Element data from apps and pages:
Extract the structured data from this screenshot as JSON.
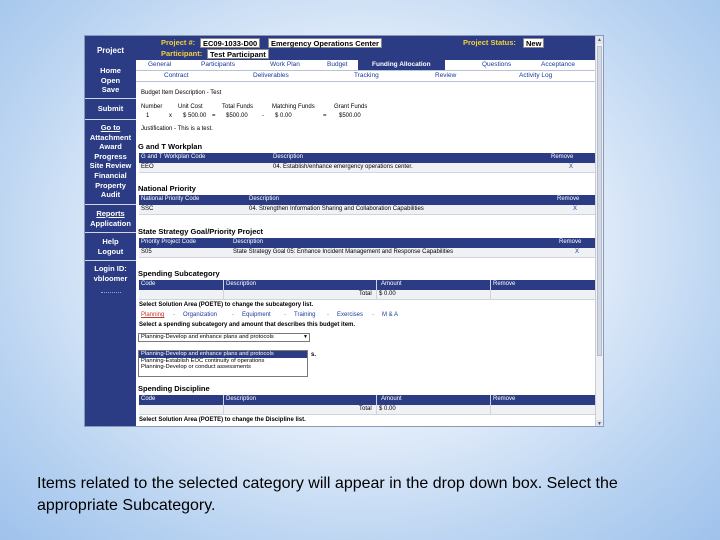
{
  "nav": {
    "title": "Project",
    "group1": [
      "Home",
      "Open",
      "Save"
    ],
    "submit": "Submit",
    "group2": [
      "Go to",
      "Attachment",
      "Award",
      "Progress",
      "Site Review",
      "Financial",
      "Property",
      "Audit"
    ],
    "reports": [
      "Reports",
      "Application"
    ],
    "help": [
      "Help",
      "Logout"
    ],
    "login_label": "Login ID:",
    "login_value": "vbloomer"
  },
  "header": {
    "project_label": "Project #:",
    "project_number": "EC09-1033-D00",
    "project_name": "Emergency Operations Center",
    "status_label": "Project Status:",
    "status_value": "New",
    "participant_label": "Participant:",
    "participant_value": "Test Participant"
  },
  "tabs_row1": [
    "General",
    "Participants",
    "Work Plan",
    "Budget",
    "Funding Allocation",
    "Questions",
    "Acceptance"
  ],
  "tabs_row1_active": "Funding Allocation",
  "tabs_row2": [
    "Contract",
    "Deliverables",
    "Tracking",
    "Review",
    "Activity Log"
  ],
  "budget": {
    "description": "Budget Item Description - Test",
    "headers": [
      "Number",
      "Unit Cost",
      "Total Funds",
      "Matching Funds",
      "Grant Funds"
    ],
    "values": [
      "1",
      "x",
      "$ 500.00",
      "=",
      "$500.00",
      "-",
      "$ 0.00",
      "=",
      "$500.00"
    ],
    "justification": "Justification - This is a test."
  },
  "workplan": {
    "title": "G and T Workplan",
    "headers": [
      "G and T Workplan Code",
      "Description",
      "Remove"
    ],
    "row": [
      "EEO",
      "04. Establish/enhance emergency operations center.",
      "X"
    ]
  },
  "national_priority": {
    "title": "National Priority",
    "headers": [
      "National Priority Code",
      "Description",
      "Remove"
    ],
    "row": [
      "SSC",
      "04. Strengthen Information Sharing and Collaboration Capabilities",
      "X"
    ]
  },
  "state_strategy": {
    "title": "State Strategy Goal/Priority Project",
    "headers": [
      "Priority Project Code",
      "Description",
      "Remove"
    ],
    "row": [
      "S05",
      "State Strategy Goal 05: Enhance Incident Management and Response Capabilities",
      "X"
    ]
  },
  "spending_subcategory": {
    "title": "Spending Subcategory",
    "headers": [
      "Code",
      "Description",
      "Amount",
      "Remove"
    ],
    "total_label": "Total",
    "total_value": "$ 0.00",
    "select_area": "Select Solution Area (POETE) to change the subcategory list.",
    "areas": [
      "Planning",
      "Organization",
      "Equipment",
      "Training",
      "Exercises",
      "M & A"
    ],
    "select_prompt": "Select a spending subcategory and amount that describes this budget item.",
    "dropdown_value": "Planning-Develop and enhance plans and protocols",
    "dropdown_options": [
      "Planning-Develop and enhance plans and protocols",
      "Planning-Develop and enhance plans and protocols",
      "Planning-Establish EOC continuity of operations",
      "Planning-Develop or conduct assessments"
    ],
    "dropdown_selected_index": 1,
    "trailing_text": "s."
  },
  "spending_discipline": {
    "title": "Spending Discipline",
    "headers": [
      "Code",
      "Description",
      "Amount",
      "Remove"
    ],
    "total_label": "Total",
    "total_value": "$ 0.00",
    "select_area": "Select Solution Area (POETE) to change the Discipline list."
  },
  "caption": "Items related to the selected category will appear in the drop down box.  Select the appropriate Subcategory.",
  "colors": {
    "nav_bg": "#2b3c84",
    "header_label": "#f2cf3a",
    "link": "#1b3b9a",
    "planning_link": "#c0392b",
    "row_bg": "#eff1f5"
  }
}
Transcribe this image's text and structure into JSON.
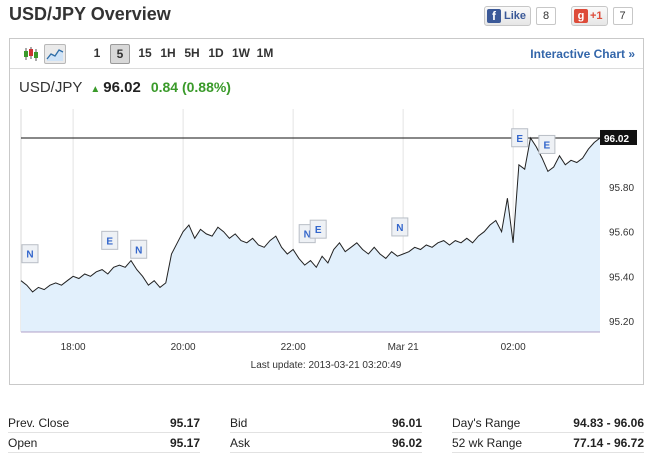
{
  "header": {
    "title": "USD/JPY Overview"
  },
  "social": {
    "facebook": {
      "label": "Like",
      "count": "8"
    },
    "gplus": {
      "label": "+1",
      "count": "7"
    }
  },
  "toolbar": {
    "ranges": [
      "1",
      "5",
      "15",
      "1H",
      "5H",
      "1D",
      "1W",
      "1M"
    ],
    "selected_range": "5",
    "interactive_label": "Interactive Chart »"
  },
  "quote": {
    "symbol": "USD/JPY",
    "price": "96.02",
    "change": "0.84 (0.88%)"
  },
  "chart_data": {
    "type": "area",
    "current_price": 96.02,
    "current_label": "96.02",
    "ylim": [
      95.15,
      96.15
    ],
    "y_ticks": [
      "95.80",
      "95.60",
      "95.40",
      "95.20"
    ],
    "y_tick_values": [
      95.8,
      95.6,
      95.4,
      95.2
    ],
    "x_ticks": [
      "18:00",
      "20:00",
      "22:00",
      "Mar 21",
      "02:00"
    ],
    "x_tick_values": [
      0.09,
      0.28,
      0.47,
      0.66,
      0.85
    ],
    "x": [
      0.0,
      0.01,
      0.02,
      0.03,
      0.04,
      0.05,
      0.06,
      0.07,
      0.08,
      0.09,
      0.1,
      0.11,
      0.12,
      0.13,
      0.14,
      0.15,
      0.16,
      0.17,
      0.18,
      0.19,
      0.2,
      0.21,
      0.22,
      0.23,
      0.24,
      0.25,
      0.26,
      0.27,
      0.28,
      0.29,
      0.3,
      0.31,
      0.32,
      0.33,
      0.34,
      0.35,
      0.36,
      0.37,
      0.38,
      0.39,
      0.4,
      0.41,
      0.42,
      0.43,
      0.44,
      0.45,
      0.46,
      0.47,
      0.48,
      0.49,
      0.5,
      0.51,
      0.52,
      0.53,
      0.54,
      0.55,
      0.56,
      0.57,
      0.58,
      0.59,
      0.6,
      0.61,
      0.62,
      0.63,
      0.64,
      0.65,
      0.66,
      0.67,
      0.68,
      0.69,
      0.7,
      0.71,
      0.72,
      0.73,
      0.74,
      0.75,
      0.76,
      0.77,
      0.78,
      0.79,
      0.8,
      0.81,
      0.82,
      0.83,
      0.84,
      0.85,
      0.86,
      0.87,
      0.88,
      0.89,
      0.9,
      0.91,
      0.92,
      0.93,
      0.94,
      0.95,
      0.96,
      0.97,
      0.98,
      0.99,
      1.0
    ],
    "values": [
      95.38,
      95.36,
      95.33,
      95.35,
      95.34,
      95.36,
      95.37,
      95.36,
      95.38,
      95.4,
      95.39,
      95.41,
      95.4,
      95.42,
      95.43,
      95.41,
      95.44,
      95.45,
      95.44,
      95.47,
      95.43,
      95.4,
      95.36,
      95.38,
      95.35,
      95.37,
      95.5,
      95.55,
      95.6,
      95.63,
      95.57,
      95.61,
      95.59,
      95.58,
      95.62,
      95.6,
      95.57,
      95.59,
      95.56,
      95.55,
      95.57,
      95.54,
      95.53,
      95.56,
      95.58,
      95.53,
      95.5,
      95.52,
      95.48,
      95.45,
      95.47,
      95.44,
      95.49,
      95.46,
      95.52,
      95.55,
      95.51,
      95.53,
      95.55,
      95.52,
      95.5,
      95.53,
      95.5,
      95.48,
      95.51,
      95.49,
      95.5,
      95.51,
      95.53,
      95.52,
      95.54,
      95.53,
      95.55,
      95.56,
      95.54,
      95.56,
      95.55,
      95.57,
      95.55,
      95.58,
      95.6,
      95.63,
      95.65,
      95.6,
      95.75,
      95.55,
      95.9,
      95.88,
      96.02,
      95.98,
      95.93,
      95.87,
      95.89,
      95.94,
      95.9,
      95.92,
      95.91,
      95.93,
      95.97,
      96.0,
      96.02
    ],
    "event_markers": [
      {
        "label": "N",
        "x": 0.0
      },
      {
        "label": "E",
        "x": 0.155
      },
      {
        "label": "N",
        "x": 0.205
      },
      {
        "label": "N",
        "x": 0.496
      },
      {
        "label": "E",
        "x": 0.515
      },
      {
        "label": "N",
        "x": 0.656
      },
      {
        "label": "E",
        "x": 0.863
      },
      {
        "label": "E",
        "x": 0.91
      }
    ],
    "last_update": "Last update: 2013-03-21 03:20:49",
    "grid": "vertical"
  },
  "stats": {
    "rows": [
      [
        [
          "Prev. Close",
          "95.17"
        ],
        [
          "Bid",
          "96.01"
        ],
        [
          "Day's Range",
          "94.83 - 96.06"
        ]
      ],
      [
        [
          "Open",
          "95.17"
        ],
        [
          "Ask",
          "96.02"
        ],
        [
          "52 wk Range",
          "77.14 - 96.72"
        ]
      ]
    ]
  }
}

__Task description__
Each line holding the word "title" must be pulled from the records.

__Solved exercise__
    "title": "Project",
    "title": "G and T Workplan",
    "title": "National Priority",
    "title": "State Strategy Goal/Priority Project",
    "title": "Spending Subcategory",
    "title": "Spending Discipline",
    "title": "USD/JPY Overview"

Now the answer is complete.